I wanted to say something at Fireman Al’s retirement party yesterday. Something about how he saved my life, and something about how he not only responds when living people need help in an emergency, but that he is the one who shows up when they die, at home, in bed, or in many other, less gentle ways, and how solid he is then, when everyone around him is shattered. Al drives the hearse too—the old ambulance—to the cemetery, and helps lift caskets out and get them settled for the pallbearers. I wanted to thank him for that, and I should have.
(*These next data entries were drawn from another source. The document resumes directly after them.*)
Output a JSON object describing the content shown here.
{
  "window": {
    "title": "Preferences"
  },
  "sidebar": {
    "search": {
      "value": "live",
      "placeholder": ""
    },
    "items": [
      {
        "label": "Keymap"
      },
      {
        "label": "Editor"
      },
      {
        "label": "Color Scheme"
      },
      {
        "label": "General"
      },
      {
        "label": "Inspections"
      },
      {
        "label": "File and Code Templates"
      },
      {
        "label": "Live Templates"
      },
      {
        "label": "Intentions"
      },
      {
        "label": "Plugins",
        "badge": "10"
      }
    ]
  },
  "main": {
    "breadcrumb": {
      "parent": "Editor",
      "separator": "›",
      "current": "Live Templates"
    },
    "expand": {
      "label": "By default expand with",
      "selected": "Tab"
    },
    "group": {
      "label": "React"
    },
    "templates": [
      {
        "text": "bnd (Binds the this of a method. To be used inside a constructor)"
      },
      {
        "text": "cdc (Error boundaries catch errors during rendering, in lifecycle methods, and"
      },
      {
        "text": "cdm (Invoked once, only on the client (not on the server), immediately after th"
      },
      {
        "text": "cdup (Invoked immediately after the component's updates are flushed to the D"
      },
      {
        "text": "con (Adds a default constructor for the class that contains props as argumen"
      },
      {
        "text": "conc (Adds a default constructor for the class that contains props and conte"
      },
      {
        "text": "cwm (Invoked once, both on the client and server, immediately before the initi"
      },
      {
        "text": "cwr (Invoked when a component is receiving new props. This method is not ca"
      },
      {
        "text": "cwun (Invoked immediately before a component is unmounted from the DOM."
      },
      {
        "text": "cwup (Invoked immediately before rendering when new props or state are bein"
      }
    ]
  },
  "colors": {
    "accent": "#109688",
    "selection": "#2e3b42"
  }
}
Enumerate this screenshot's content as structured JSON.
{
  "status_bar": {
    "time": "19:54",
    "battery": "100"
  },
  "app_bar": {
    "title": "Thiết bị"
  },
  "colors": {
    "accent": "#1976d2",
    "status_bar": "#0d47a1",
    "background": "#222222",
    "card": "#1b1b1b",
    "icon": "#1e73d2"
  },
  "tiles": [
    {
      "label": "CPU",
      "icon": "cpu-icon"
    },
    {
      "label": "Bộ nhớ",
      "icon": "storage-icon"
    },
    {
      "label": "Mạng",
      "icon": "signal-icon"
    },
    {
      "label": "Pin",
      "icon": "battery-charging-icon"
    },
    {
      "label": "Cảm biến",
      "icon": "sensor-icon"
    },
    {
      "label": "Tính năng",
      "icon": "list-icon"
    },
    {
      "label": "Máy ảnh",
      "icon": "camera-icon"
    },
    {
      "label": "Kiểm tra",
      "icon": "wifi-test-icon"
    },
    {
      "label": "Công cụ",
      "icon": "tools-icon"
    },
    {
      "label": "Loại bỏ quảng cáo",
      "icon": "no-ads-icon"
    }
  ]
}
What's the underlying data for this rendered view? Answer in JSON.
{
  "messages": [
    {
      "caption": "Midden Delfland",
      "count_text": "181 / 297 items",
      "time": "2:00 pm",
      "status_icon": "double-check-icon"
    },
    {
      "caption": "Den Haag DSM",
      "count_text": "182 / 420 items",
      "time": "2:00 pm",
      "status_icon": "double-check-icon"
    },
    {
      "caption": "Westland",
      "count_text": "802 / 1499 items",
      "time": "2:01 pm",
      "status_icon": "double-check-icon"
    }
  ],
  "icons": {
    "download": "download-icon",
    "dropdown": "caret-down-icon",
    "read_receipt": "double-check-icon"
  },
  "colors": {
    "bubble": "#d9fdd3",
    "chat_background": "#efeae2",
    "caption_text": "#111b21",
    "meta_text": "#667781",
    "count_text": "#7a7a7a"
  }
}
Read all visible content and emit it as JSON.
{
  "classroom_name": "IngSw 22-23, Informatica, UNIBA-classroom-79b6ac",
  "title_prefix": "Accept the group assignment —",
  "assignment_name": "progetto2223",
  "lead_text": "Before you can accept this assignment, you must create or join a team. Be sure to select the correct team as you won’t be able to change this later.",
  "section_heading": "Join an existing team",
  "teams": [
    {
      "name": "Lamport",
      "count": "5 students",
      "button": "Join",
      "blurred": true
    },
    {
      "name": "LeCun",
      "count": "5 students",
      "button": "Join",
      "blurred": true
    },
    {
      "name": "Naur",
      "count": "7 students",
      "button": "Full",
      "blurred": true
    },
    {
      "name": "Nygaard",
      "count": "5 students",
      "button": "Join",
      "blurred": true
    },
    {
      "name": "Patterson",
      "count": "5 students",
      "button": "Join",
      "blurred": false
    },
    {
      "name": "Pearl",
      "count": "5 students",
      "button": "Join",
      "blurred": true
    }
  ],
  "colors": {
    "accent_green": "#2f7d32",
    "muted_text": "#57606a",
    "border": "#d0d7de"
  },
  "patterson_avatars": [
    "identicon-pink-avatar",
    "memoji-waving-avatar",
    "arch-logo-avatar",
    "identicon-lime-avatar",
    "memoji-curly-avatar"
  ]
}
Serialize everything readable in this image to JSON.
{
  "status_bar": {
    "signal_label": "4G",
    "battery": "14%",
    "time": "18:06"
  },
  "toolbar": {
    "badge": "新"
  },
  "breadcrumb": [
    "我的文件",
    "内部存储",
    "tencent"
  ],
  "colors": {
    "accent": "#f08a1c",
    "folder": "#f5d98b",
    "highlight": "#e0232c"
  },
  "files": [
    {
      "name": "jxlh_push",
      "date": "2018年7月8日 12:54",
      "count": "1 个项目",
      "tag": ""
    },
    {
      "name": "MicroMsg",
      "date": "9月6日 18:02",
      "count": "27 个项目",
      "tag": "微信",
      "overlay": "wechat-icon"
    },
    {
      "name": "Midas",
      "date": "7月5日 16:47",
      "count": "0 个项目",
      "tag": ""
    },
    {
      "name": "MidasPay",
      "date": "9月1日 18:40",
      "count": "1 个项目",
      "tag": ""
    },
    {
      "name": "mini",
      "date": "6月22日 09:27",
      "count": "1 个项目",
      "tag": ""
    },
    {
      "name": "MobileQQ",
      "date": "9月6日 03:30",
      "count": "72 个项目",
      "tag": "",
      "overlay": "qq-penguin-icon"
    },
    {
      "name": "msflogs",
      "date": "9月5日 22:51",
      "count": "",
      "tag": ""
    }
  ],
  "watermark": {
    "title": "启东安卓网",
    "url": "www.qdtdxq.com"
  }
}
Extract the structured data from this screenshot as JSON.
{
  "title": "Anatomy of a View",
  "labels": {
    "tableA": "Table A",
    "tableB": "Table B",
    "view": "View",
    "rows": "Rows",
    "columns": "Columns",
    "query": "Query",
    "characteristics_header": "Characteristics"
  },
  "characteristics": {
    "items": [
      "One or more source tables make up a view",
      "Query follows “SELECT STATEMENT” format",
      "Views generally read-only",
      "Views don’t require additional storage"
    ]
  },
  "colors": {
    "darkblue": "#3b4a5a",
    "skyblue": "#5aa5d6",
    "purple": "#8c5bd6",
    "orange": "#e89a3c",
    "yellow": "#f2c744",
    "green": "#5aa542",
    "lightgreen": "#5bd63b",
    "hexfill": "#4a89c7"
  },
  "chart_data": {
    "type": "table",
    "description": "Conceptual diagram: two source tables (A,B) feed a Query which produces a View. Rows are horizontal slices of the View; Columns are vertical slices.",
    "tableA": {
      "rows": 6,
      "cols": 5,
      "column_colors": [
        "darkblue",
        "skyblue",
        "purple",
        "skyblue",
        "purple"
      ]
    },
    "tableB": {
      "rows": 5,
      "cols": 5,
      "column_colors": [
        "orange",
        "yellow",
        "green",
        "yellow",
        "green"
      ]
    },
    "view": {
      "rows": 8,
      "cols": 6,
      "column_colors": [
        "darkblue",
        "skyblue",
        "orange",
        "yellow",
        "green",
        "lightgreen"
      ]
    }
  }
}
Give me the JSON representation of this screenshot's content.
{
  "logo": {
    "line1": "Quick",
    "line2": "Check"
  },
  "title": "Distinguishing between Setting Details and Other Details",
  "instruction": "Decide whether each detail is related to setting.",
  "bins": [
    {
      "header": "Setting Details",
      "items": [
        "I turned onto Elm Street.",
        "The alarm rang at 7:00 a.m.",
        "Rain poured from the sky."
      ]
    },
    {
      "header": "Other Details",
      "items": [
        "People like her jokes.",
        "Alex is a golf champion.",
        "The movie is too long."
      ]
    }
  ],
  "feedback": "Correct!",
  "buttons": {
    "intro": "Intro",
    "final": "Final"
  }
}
But I didn’t want to cry and everyone else spoke so well.
For a minute, I thought I could lighten the mood, by mentioning the weekly Safety Talk on KHNS and how Al has reminded us to never throw a match in a waste basket full of paper, or toss an anchor over without making sure the anchor-line is attached and cleated— and even how, when we are traveling, to make sure we leave our wallet and shoes by the hotel room door in case there is a fire and we need to crawl out in the dark, quickly. (Which is why I can’t sleep in hotels…)
But then longtime fire department volunteer and chief Scott Bradford illustrated Al’s dedication to his calling—and I would say helping people in distress is Al’s calling—by noting how Al was the best man at his wedding 20 years ago, but a plane crashed on a glacier that morning, so they postponed the ceremony until Al returned later in the day. Scott didn’t say what Al had seen and done on that call before standing up for him on the happiest day of his life, and making sure he gave a toast and added to the joy.--- Bodies in a wreck. Grieving airline workers. Family. Other responders --who knows? It doesn’t take much to imagine the scene. That’s what Al has carried for us for 27 years. It’s very heavy.
When it was Al's turn to speak, he thanked everyone for coming to the party and assured us that he is only one small part of a larger 50-person department and that we are good in hands. We know that. But when he said the reason we like him so much is because he’s been around so long, Al was the only one in room who believed it.
Then he said that most of the ambulance calls turn out okay, or may be the result of an expected problem— but that some don’t. And his face crumpled a bit, and he cleared his throat, and quietly thanked his wife for being there in the hours after those harder calls, and we gave him a standing ovation.
Some people of faith say that God doesn’t give us more than we can handle. I don’t believe God inflicts pain. If I did I wouldn’t go to church. I believe that God will not leave us comfortless. The face on what that kind of grace looks like for all of my adult life, has been Al’s. He saved my life once. But he has made it better many, many times. I don’t think thank you is enough. But what else can I say?